• WHAT YOU SHOULD DO: In the entries that follow, count each line containing "outline" and state the total, nothing more.

%%

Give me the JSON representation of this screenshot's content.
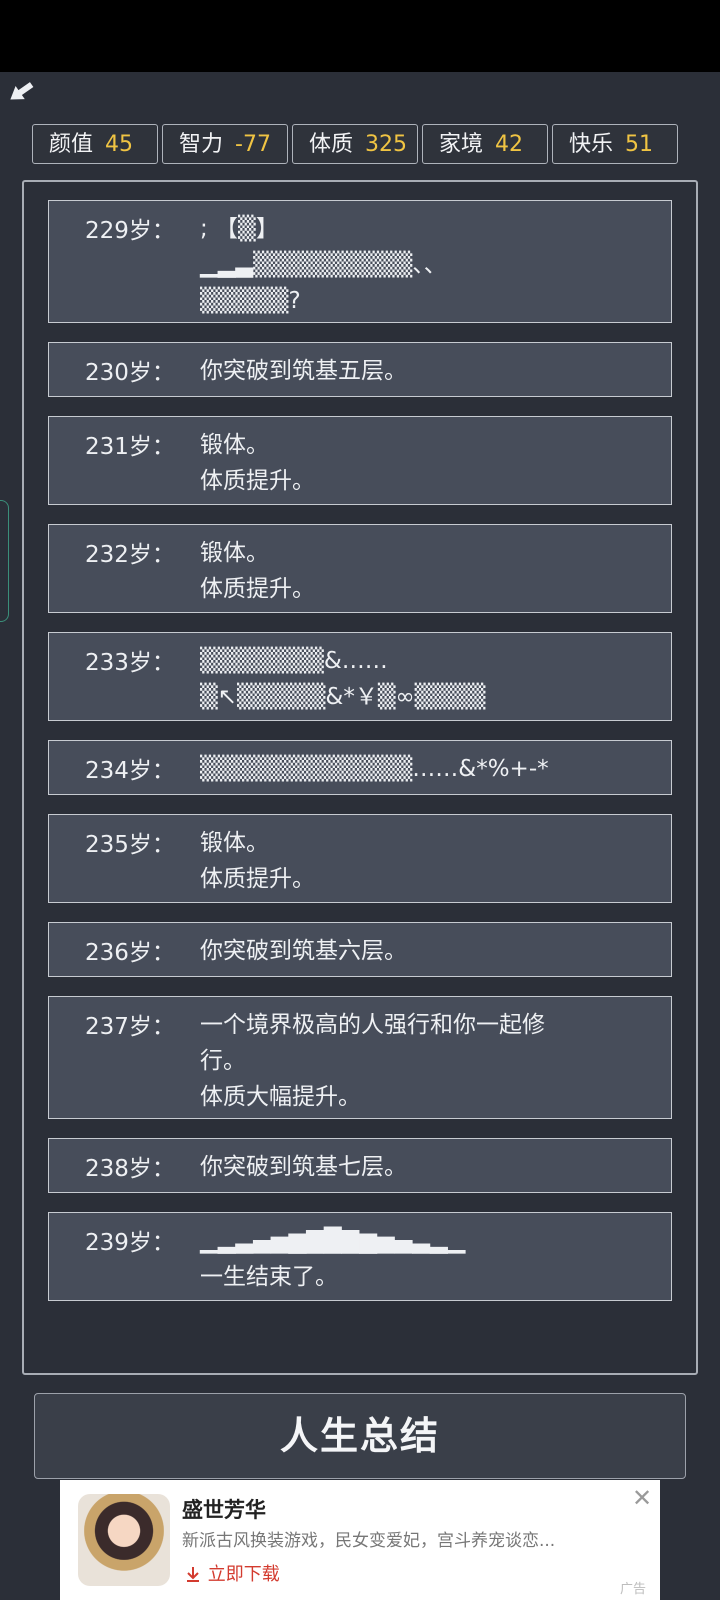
{
  "stats": [
    {
      "label": "颜值",
      "value": "45"
    },
    {
      "label": "智力",
      "value": "-77"
    },
    {
      "label": "体质",
      "value": "325"
    },
    {
      "label": "家境",
      "value": "42"
    },
    {
      "label": "快乐",
      "value": "51"
    }
  ],
  "entries": [
    {
      "age": "229岁：",
      "lines": [
        ";  【▒】",
        "▁▂▃▒▒▒▒▒▒▒▒▒、、",
        "▒▒▒▒▒?"
      ]
    },
    {
      "age": "230岁：",
      "lines": [
        "你突破到筑基五层。"
      ]
    },
    {
      "age": "231岁：",
      "lines": [
        "锻体。",
        "体质提升。"
      ]
    },
    {
      "age": "232岁：",
      "lines": [
        "锻体。",
        "体质提升。"
      ]
    },
    {
      "age": "233岁：",
      "lines": [
        "▒▒▒▒▒▒▒&……",
        "▒↖▒▒▒▒▒&*￥▒∞▒▒▒▒"
      ]
    },
    {
      "age": "234岁：",
      "lines": [
        "▒▒▒▒▒▒▒▒▒▒▒▒……&*%+-*"
      ]
    },
    {
      "age": "235岁：",
      "lines": [
        "锻体。",
        "体质提升。"
      ]
    },
    {
      "age": "236岁：",
      "lines": [
        "你突破到筑基六层。"
      ]
    },
    {
      "age": "237岁：",
      "lines": [
        "一个境界极高的人强行和你一起修",
        "行。",
        "体质大幅提升。"
      ]
    },
    {
      "age": "238岁：",
      "lines": [
        "你突破到筑基七层。"
      ]
    },
    {
      "age": "239岁：",
      "lines": [
        "▁▂▃▄▅▆▇█▇▆▅▄▃▂▁",
        "一生结束了。"
      ]
    }
  ],
  "summary_button": "人生总结",
  "ad": {
    "title": "盛世芳华",
    "description": "新派古风换装游戏，民女变爱妃，宫斗养宠谈恋...",
    "download": "立即下载",
    "tag": "广告",
    "close_icon": "close-icon"
  },
  "colors": {
    "stat_value": "#f0c443",
    "entry_bg": "#474d5a",
    "page_bg": "#2b2f38"
  }
}
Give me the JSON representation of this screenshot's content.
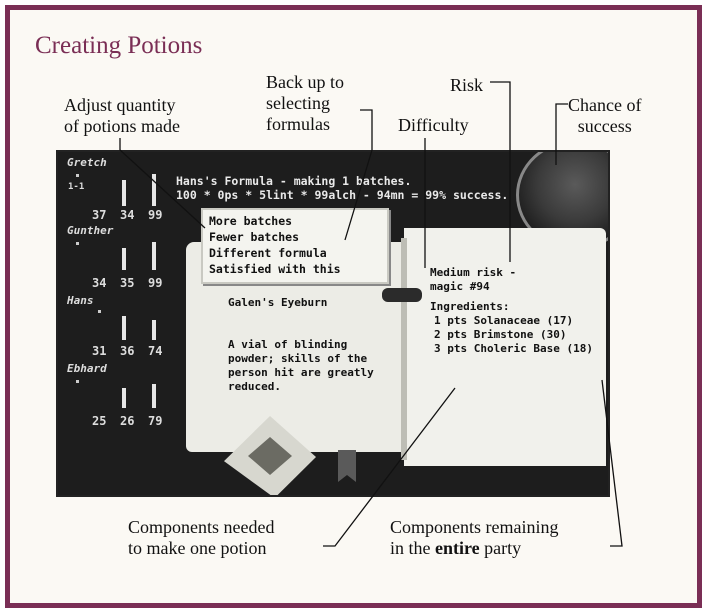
{
  "title": "Creating Potions",
  "callouts": {
    "adjust_quantity": [
      "Adjust quantity",
      "of potions made"
    ],
    "back_up": [
      "Back up to",
      "selecting",
      "formulas"
    ],
    "difficulty": "Difficulty",
    "risk": "Risk",
    "chance": [
      "Chance of",
      "success"
    ],
    "components_needed": [
      "Components needed",
      "to make one potion"
    ],
    "components_remaining": [
      "Components remaining",
      "in the",
      "entire",
      "party"
    ]
  },
  "game": {
    "status_line1": "Hans's Formula - making 1 batches.",
    "status_line2": "100 * 0ps * 5lint * 99alch - 94mn = 99% success.",
    "party": [
      {
        "name": "Gretch",
        "tag": "1-1",
        "stats": [
          "37",
          "34",
          "99"
        ]
      },
      {
        "name": "Gunther",
        "tag": "",
        "stats": [
          "34",
          "35",
          "99"
        ]
      },
      {
        "name": "Hans",
        "tag": "",
        "stats": [
          "31",
          "36",
          "74"
        ]
      },
      {
        "name": "Ebhard",
        "tag": "",
        "stats": [
          "25",
          "26",
          "79"
        ]
      }
    ],
    "menu": [
      "More batches",
      "Fewer batches",
      "Different formula",
      "Satisfied with this"
    ],
    "potion_name": "Galen's Eyeburn",
    "description": [
      "A vial of blinding",
      "powder; skills of the",
      "person hit are greatly",
      "reduced."
    ],
    "risk_text": [
      "Medium risk -",
      "magic #94"
    ],
    "ingredients_header": "Ingredients:",
    "ingredients": [
      "1 pts Solanaceae (17)",
      "2 pts Brimstone (30)",
      "3 pts Choleric Base (18)"
    ]
  }
}
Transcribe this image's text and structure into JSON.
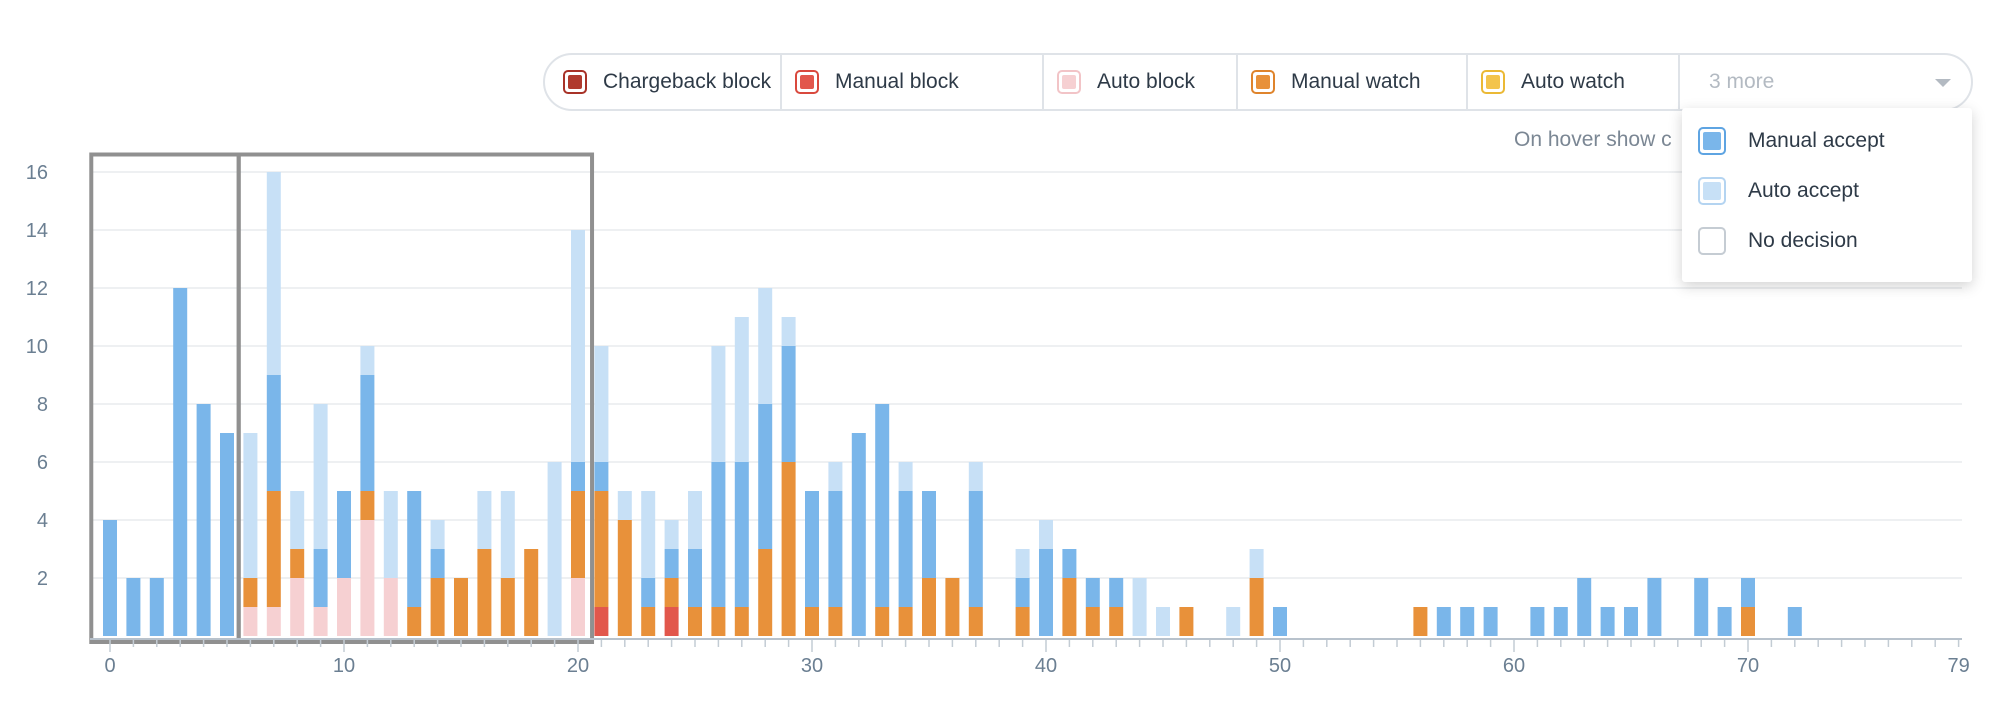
{
  "legend": {
    "items": [
      {
        "label": "Chargeback block",
        "color": "#b03a2e",
        "outline": "#a83228"
      },
      {
        "label": "Manual block",
        "color": "#e2574c",
        "outline": "#d9493e"
      },
      {
        "label": "Auto block",
        "color": "#f6d0d2",
        "outline": "#f2c4c7"
      },
      {
        "label": "Manual watch",
        "color": "#e8913a",
        "outline": "#df842c"
      },
      {
        "label": "Auto watch",
        "color": "#f3c44c",
        "outline": "#ebb935"
      }
    ],
    "more_label": "3 more",
    "more_icon": "chevron-down-icon"
  },
  "hover_note": "On hover show c",
  "dropdown": {
    "items": [
      {
        "label": "Manual accept",
        "color": "#7ab6ea",
        "outline": "#5ea4e2"
      },
      {
        "label": "Auto accept",
        "color": "#c7e0f6",
        "outline": "#b4d4f1"
      },
      {
        "label": "No decision",
        "color": "#ffffff",
        "outline": "#c5ccd3"
      }
    ]
  },
  "chart_data": {
    "type": "bar",
    "stacked": true,
    "xlim": [
      0,
      79
    ],
    "ylim": [
      0,
      16.5
    ],
    "x_ticks": [
      0,
      10,
      20,
      30,
      40,
      50,
      60,
      70,
      79
    ],
    "y_ticks": [
      2,
      4,
      6,
      8,
      10,
      12,
      14,
      16
    ],
    "grid": true,
    "series": [
      {
        "name": "Chargeback block",
        "color": "#b03a2e",
        "values": [
          0,
          0,
          0,
          0,
          0,
          0,
          0,
          0,
          0,
          0,
          0,
          0,
          0,
          0,
          0,
          0,
          0,
          0,
          0,
          0,
          0,
          0,
          0,
          0,
          0,
          0,
          0,
          0,
          0,
          0,
          0,
          0,
          0,
          0,
          0,
          0,
          0,
          0,
          0,
          0,
          0,
          0,
          0,
          0,
          0,
          0,
          0,
          0,
          0,
          0,
          0,
          0,
          0,
          0,
          0,
          0,
          0,
          0,
          0,
          0,
          0,
          0,
          0,
          0,
          0,
          0,
          0,
          0,
          0,
          0,
          0,
          0,
          0,
          0,
          0,
          0,
          0,
          0,
          0,
          0
        ]
      },
      {
        "name": "Manual block",
        "color": "#e2574c",
        "values": [
          0,
          0,
          0,
          0,
          0,
          0,
          0,
          0,
          0,
          0,
          0,
          0,
          0,
          0,
          0,
          0,
          0,
          0,
          0,
          0,
          0,
          1,
          0,
          0,
          1,
          0,
          0,
          0,
          0,
          0,
          0,
          0,
          0,
          0,
          0,
          0,
          0,
          0,
          0,
          0,
          0,
          0,
          0,
          0,
          0,
          0,
          0,
          0,
          0,
          0,
          0,
          0,
          0,
          0,
          0,
          0,
          0,
          0,
          0,
          0,
          0,
          0,
          0,
          0,
          0,
          0,
          0,
          0,
          0,
          0,
          0,
          0,
          0,
          0,
          0,
          0,
          0,
          0,
          0,
          0
        ]
      },
      {
        "name": "Auto block",
        "color": "#f6d0d2",
        "values": [
          0,
          0,
          0,
          0,
          0,
          0,
          1,
          1,
          2,
          1,
          2,
          4,
          2,
          0,
          0,
          0,
          0,
          0,
          0,
          0,
          2,
          0,
          0,
          0,
          0,
          0,
          0,
          0,
          0,
          0,
          0,
          0,
          0,
          0,
          0,
          0,
          0,
          0,
          0,
          0,
          0,
          0,
          0,
          0,
          0,
          0,
          0,
          0,
          0,
          0,
          0,
          0,
          0,
          0,
          0,
          0,
          0,
          0,
          0,
          0,
          0,
          0,
          0,
          0,
          0,
          0,
          0,
          0,
          0,
          0,
          0,
          0,
          0,
          0,
          0,
          0,
          0,
          0,
          0,
          0
        ]
      },
      {
        "name": "Manual watch",
        "color": "#e8913a",
        "values": [
          0,
          0,
          0,
          0,
          0,
          0,
          1,
          4,
          1,
          0,
          0,
          1,
          0,
          1,
          2,
          2,
          3,
          2,
          3,
          0,
          3,
          4,
          4,
          1,
          1,
          1,
          1,
          1,
          3,
          6,
          1,
          1,
          0,
          1,
          1,
          2,
          2,
          1,
          0,
          1,
          0,
          2,
          1,
          1,
          0,
          0,
          1,
          0,
          0,
          2,
          0,
          0,
          0,
          0,
          0,
          0,
          1,
          0,
          0,
          0,
          0,
          0,
          0,
          0,
          0,
          0,
          0,
          0,
          0,
          0,
          1,
          0,
          0,
          0,
          0,
          0,
          0,
          0,
          0,
          0
        ]
      },
      {
        "name": "Auto watch",
        "color": "#f3c44c",
        "values": [
          0,
          0,
          0,
          0,
          0,
          0,
          0,
          0,
          0,
          0,
          0,
          0,
          0,
          0,
          0,
          0,
          0,
          0,
          0,
          0,
          0,
          0,
          0,
          0,
          0,
          0,
          0,
          0,
          0,
          0,
          0,
          0,
          0,
          0,
          0,
          0,
          0,
          0,
          0,
          0,
          0,
          0,
          0,
          0,
          0,
          0,
          0,
          0,
          0,
          0,
          0,
          0,
          0,
          0,
          0,
          0,
          0,
          0,
          0,
          0,
          0,
          0,
          0,
          0,
          0,
          0,
          0,
          0,
          0,
          0,
          0,
          0,
          0,
          0,
          0,
          0,
          0,
          0,
          0,
          0
        ]
      },
      {
        "name": "Manual accept",
        "color": "#7ab6ea",
        "values": [
          4,
          2,
          2,
          12,
          8,
          7,
          0,
          4,
          0,
          2,
          3,
          4,
          0,
          4,
          1,
          0,
          0,
          0,
          0,
          0,
          1,
          1,
          0,
          1,
          1,
          2,
          5,
          5,
          5,
          4,
          4,
          4,
          7,
          7,
          4,
          3,
          0,
          4,
          0,
          1,
          3,
          1,
          1,
          1,
          0,
          0,
          0,
          0,
          0,
          0,
          1,
          0,
          0,
          0,
          0,
          0,
          0,
          1,
          1,
          1,
          0,
          1,
          1,
          2,
          1,
          1,
          2,
          0,
          2,
          1,
          1,
          0,
          1,
          0,
          0,
          0,
          0,
          0,
          0,
          0
        ]
      },
      {
        "name": "Auto accept",
        "color": "#c7e0f6",
        "values": [
          0,
          0,
          0,
          0,
          0,
          0,
          5,
          7,
          2,
          5,
          0,
          1,
          3,
          0,
          1,
          0,
          2,
          3,
          0,
          6,
          8,
          4,
          1,
          3,
          1,
          2,
          4,
          5,
          4,
          1,
          0,
          1,
          0,
          0,
          1,
          0,
          0,
          1,
          0,
          1,
          1,
          0,
          0,
          0,
          2,
          1,
          0,
          0,
          1,
          1,
          0,
          0,
          0,
          0,
          0,
          0,
          0,
          0,
          0,
          0,
          0,
          0,
          0,
          0,
          0,
          0,
          0,
          0,
          0,
          0,
          0,
          0,
          0,
          0,
          0,
          0,
          0,
          0,
          0,
          0
        ]
      },
      {
        "name": "No decision",
        "color": "#ffffff",
        "values": [
          0,
          0,
          0,
          0,
          0,
          0,
          0,
          0,
          0,
          0,
          0,
          0,
          0,
          0,
          0,
          0,
          0,
          0,
          0,
          0,
          0,
          0,
          0,
          0,
          0,
          0,
          0,
          0,
          0,
          0,
          0,
          0,
          0,
          0,
          0,
          0,
          0,
          0,
          0,
          0,
          0,
          0,
          0,
          0,
          0,
          0,
          0,
          0,
          0,
          0,
          0,
          0,
          0,
          0,
          0,
          0,
          0,
          0,
          0,
          0,
          0,
          0,
          0,
          0,
          0,
          0,
          0,
          0,
          0,
          0,
          0,
          0,
          0,
          0,
          0,
          0,
          0,
          0,
          0,
          0
        ]
      }
    ],
    "selections": [
      {
        "from": -0.8,
        "to": 5.5
      },
      {
        "from": 5.5,
        "to": 20.6
      }
    ]
  }
}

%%

• TASK OUTPUT: 8